Like many of his novels, "An Inconvenient Woman" contains a character who's based on Dunne himself. Philip Quennell (Gallagher) is an author who moves in this world of the rich and powerful without succumb-ing to it.
"I'm not 30 years old, but he's definitely me in this one," Dunne said. "He speaks for me. He's the guy who just simply is not going to accept the Jules Mendelson version of the way things should be."
In "Woman," Philip is the author of a book about a famous inside trader - an unflattering portrait that led to a threat of broken legs.
Dunne said he's never been threatened with physical violence, but he has been threatened. Before "People Like Us" was published, a first-draft of the book found its way into the hands of one of the New York magazines. The magazine published a story speculating on what real-life figures the fictional characters were based on.
"That led to threats. All kinds of legal threats," Dunne said. "This is without any of them having read the book yet.
"It was actually a fascinating experience for me. I began to think to myself, `What do they think I know that I don't really know?' "
Although Dunne's novels (and their TV adaptations) are dripping in money, mansions and sex, he hopes readers and viewers can look beyond the glitz and glamour.
"It's about justice - something I care greatly about," he said.
Fueling his fight for justice was the murder of his daughter, who was killed by an ex-boyfriend several years ago. Like a portion of his earlier novel, "People Like Us," the killer got off with a relatively light sentence.
The death of Dunne's daughter is ". . . what made me aware of the system. That the rights of the victims do not equate with the rights of the accused."A word of warning here. "An Inconvenient Woman" portrays a number of people who have no moral standards to speak of.
The plot involves murder, deception, adultery and various sexual perversions (including a homosexual subplot). There are lots of steamy scenes full of scantily clad actors and actresses.
The miniseries is handsomely produced and, for the most part, pretty well acted and directed. But it's the portrayal of a very trashy world and, as such, it's often trashy itself.
High class trash, but trash nonetheless.
Dunne is happy with the way TV treated his novel this time
Dominick Dunne says he's "quite pleased" with the television adaptation of his novel "An Inconvenient Woman." And that's high praise from a man who hasn't always been happy with what's happened to his books after he's sold them to TV producers.
He's still fuming about "People Like Us," which showed up as an NBC miniseries last season. And he still hasn't been able to watch all of that one.
"I couldn't," he said. "It made me so crazed I never looked at it all the way through."
The television writers took a subplot in the book - the story of a writer whose daughter is murdered by her boyfriend - and turned it into the main plot. What made the adaptation even more difficult for Dunne to accept is that that part of the story was based on the real-life murder of his own daughter.
"Everything went wrong," he said. "That was the television `Bonfire of the Vanities.' "

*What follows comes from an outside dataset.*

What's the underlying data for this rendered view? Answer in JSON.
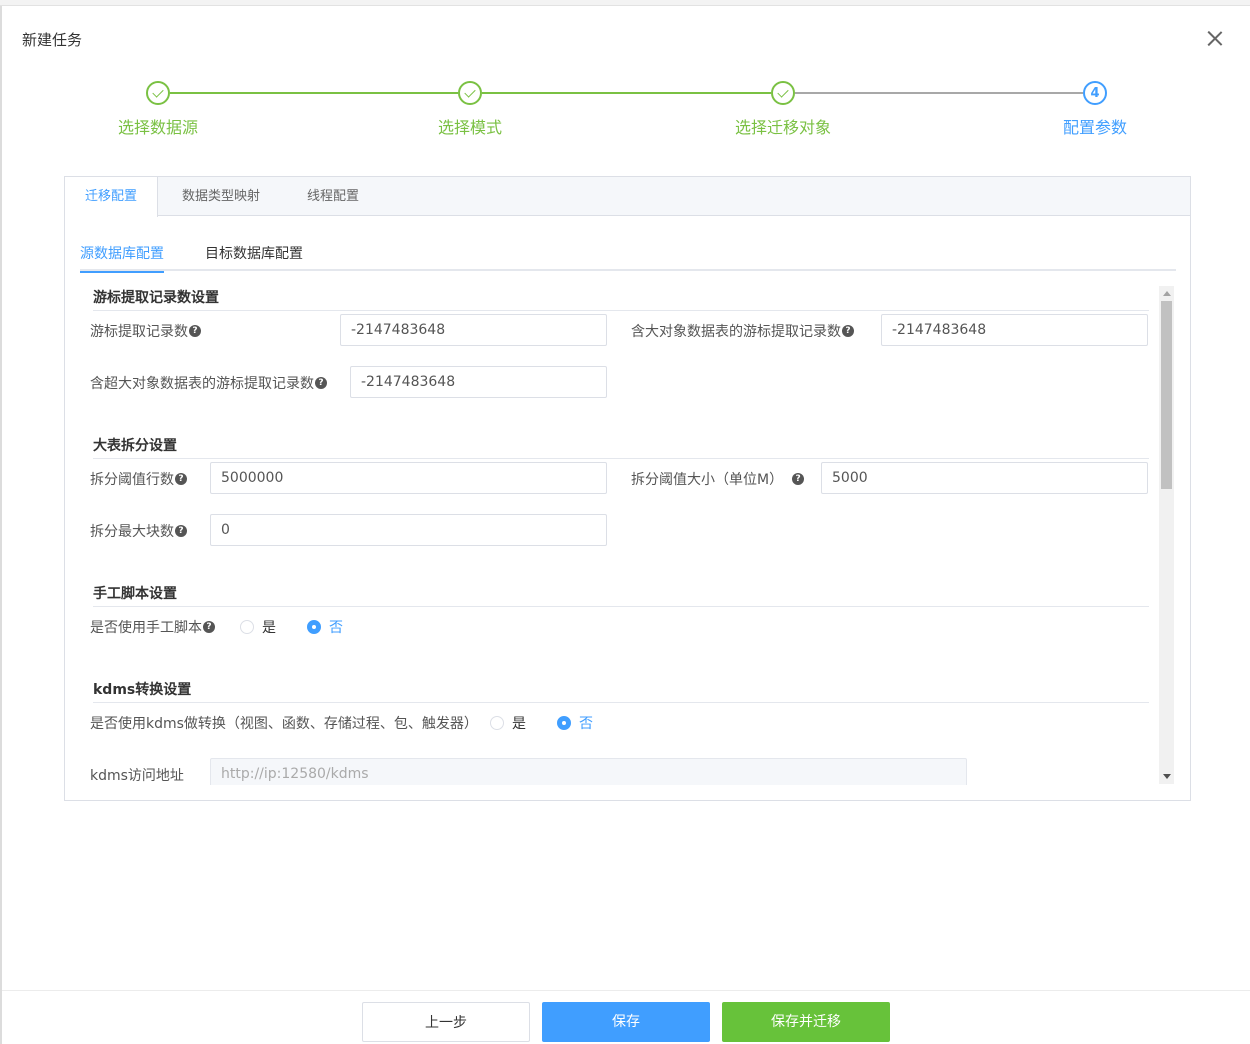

But Dunne said that with "An Inconvenient Woman," "Never have I, as the author of the book, been so wonderfully treated."
The author of the teleplay, John Pielmeier, wrote the play and the screenplay for "Agnes of God."
"He was very secure in his own talent," Dunne said in obvious reference to other, less-secure writers. "He really honored my book. He was sure enough of himself that, when he could keep what was in the book he did."
Dunne has nothing but praise for ABC Productions chief Brandon Stoddard.
"I think that's the difference (between `Woman' and `People')," he said. "Brandon is at the very top of ABC. At the other one (NBC), the producers didn't have the entre to the top people. It went through three or four levels of lower-echelon executives, all giving input.
"You can't have this many people giving their input. Then it turns out like it turned out."
The trials of television haven't turned Dunne off the tube, however. He has an offer to create an hourlong series for television, "Which I might do," he said. "It would be set in the world that I write in. The world of the rich and powerful." - Scott D. Pierce